Findings show that mortality was lower in African American Veterans compared to white Veterans admitted for COPD exacerbation, even after adjusting for differences in ICU admission rates and ventilator support. However, mortality was similar for African Americans and whites receiving mechanical ventilation (28.8% vs. 31.4%), thus the lower risk-adjusted mortality among African Americans was not explained by more aggressive care. Study results also show that African American Veterans were more likely to be admitted to an ICU compared to white Veterans (19.1% vs. 17.2%). Mortality rates were lower among African American Veterans compared to white Veterans admitted to ICUs (16.9% vs. 20.3%), as well as non-ICU wards (4.8% vs. 6.9%).

Sarrazin M, Cannon K, Rosenthal G, and Kaldjian L. Racial differences in mortality among Veterans hospitalized for COPD exacerbation. Journal of the National Medical Association July 2009;101(7):656-662.

Dr. Cannon was supported by a VA Quality Scholars Fellowship. At the time of the study, all authors were affiliated with HSR&D's Center for Research in the Implementation of Innovative Strategies in Practice in Iowa City, Iowa.

Related Briefs

» next 8 COPD Briefs...

» next 63 Disparities Briefs...

What are HSR Publication Briefs?

HSR requires notification by HSR-funded investigators about all articles accepted for publication. These journal articles are reviewed by HSR and publication briefs or summaries are written for a select number of articles that are then forwarded to VHA Central Office leadership to keep them informed about important findings or information. Articles to be summarized are selected by HSR based on timeliness of the findings, interest of leadership, or potential impact on the organization. Publication briefs are written for only a small number of HSR published articles. Visit the HSR citations database for a complete listing of HSR articles and presentations.

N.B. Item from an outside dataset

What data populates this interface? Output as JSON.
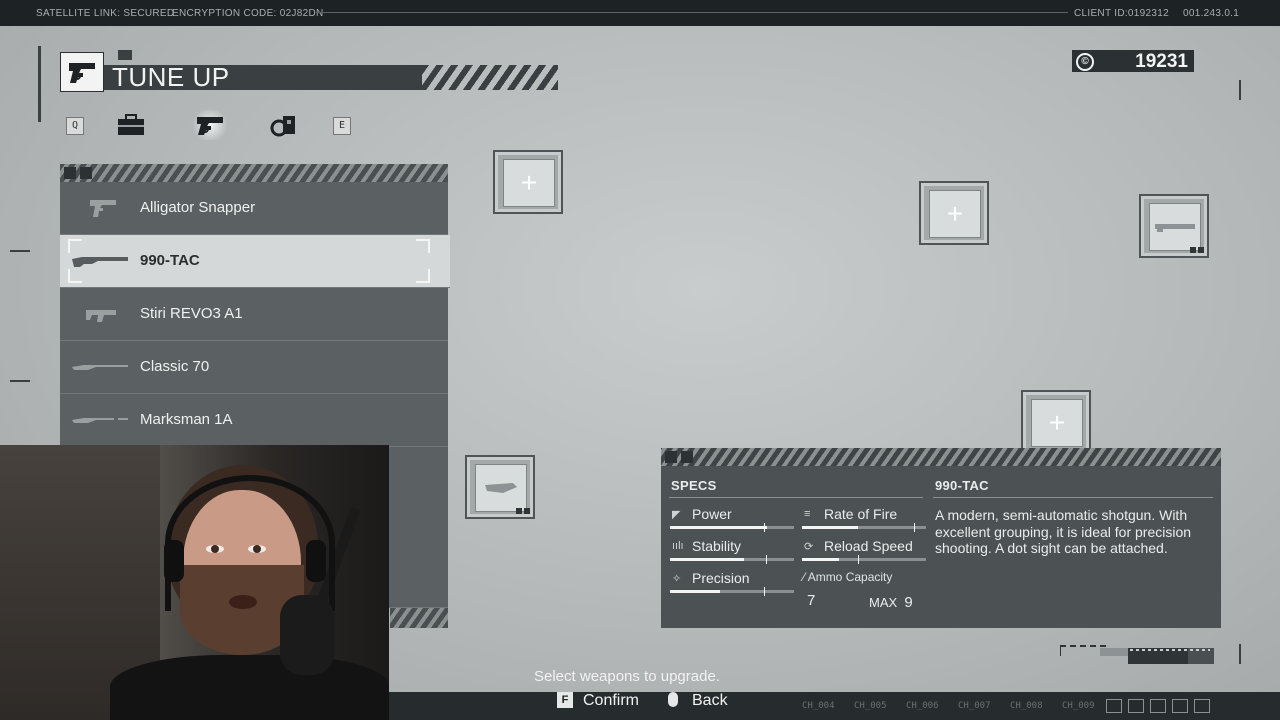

Questions about the HSR website? Email the Web Team

Any health information on this website is strictly for informational purposes and is not intended as medical advice. It should not be used to diagnose or treat any condition.